Fitness magazines and experts recommend variety. So, instead of depending solely on isometric workouts, add other enjoyable forms of exercise to your repertoire. Isometric exercises are especially good for individuals who enjoy biking and other outdoor activities.
Don’t do the workout on consecutive days. Many people, primarily when they start a new workout, do the same thing days in a row. Thus, the muscles don’t get a chance to rest; therefore, results will not be visible. Doing them two or three times a week is usually enough to get intended results.
Another way to eliminate boredom and frustration is by doing circuit training. Incorporate isometric exercises in one or two of the stations within the circuit, between the cardio and traditional weight training. This will shock the muscles, as well as serve as a bit of a rest between cardio exercises.
Instead of working all the muscles on the same day, break isometric workouts into categories. One day work the upper body, another day work the lower body, and the next day focus on the abdominals. This will give each section of the body needed rest and add variety to an otherwise boring workout.
As with any form of exercise, isometric exercises have beginning, intermediate, and advanced movements. Start slowly at your appropriate fitness level and move up from that point. This will not only ward off boredom but will alleviate frustration.
Many individuals work well with an exercise buddy, which often makes them stick to their workout for a long period of time. People who consider isometrics can talk to friends to see if they can get together and work out. Maybe different people can lead the workout on different days, or each person brings in a new exercise.

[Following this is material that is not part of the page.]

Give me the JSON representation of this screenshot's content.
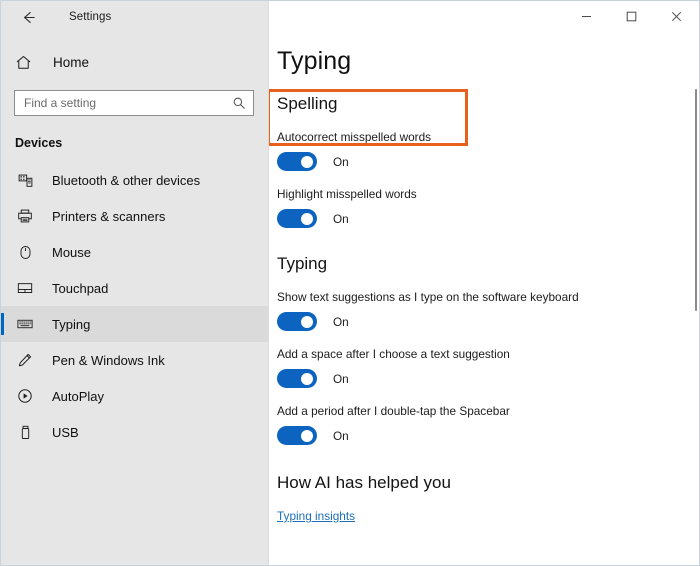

If an exercise partner is not available and money is not an issue, many local gyms provide personal training. A personal trainer is especially helpful for individuals learning how to correctly complete isometric training and how it works(see here). They can help you engage the right muscles and avoid injury. In time, increased comfort level will boost your confidence to do isometric exercises on your own.
If individuals prefer to workout alone, another way to spice up their isometrics routine is to purchase DVDs. Companies like Collage Video offer a variety of workouts, with different instructors. Purchasing DVDs with more than one workout or purchasing a number of programs adds variety to the workout. Customers can even see a sample of the workout video before buying it.
A final way to avoid burnout with isometric exercises is to include equipment. Isometrics has changed a lot over the years; individuals no longer have the option of just standing or sitting. Exercise balls, resistance cords and even machines are available to add variety to these workouts. Machines are usually expensive, but balls and resistance cords can be purchased at Target and other stores for less than $30.00. They also work the muscles differently from such old-fashioned exercises.
So, if you’ve thought about incorporating isometric training in your workout routine because of their benefit to the body, try the above-mentioned suggestions. In this way, you will add variety to a form of workout that could become boring if done on a regular basis.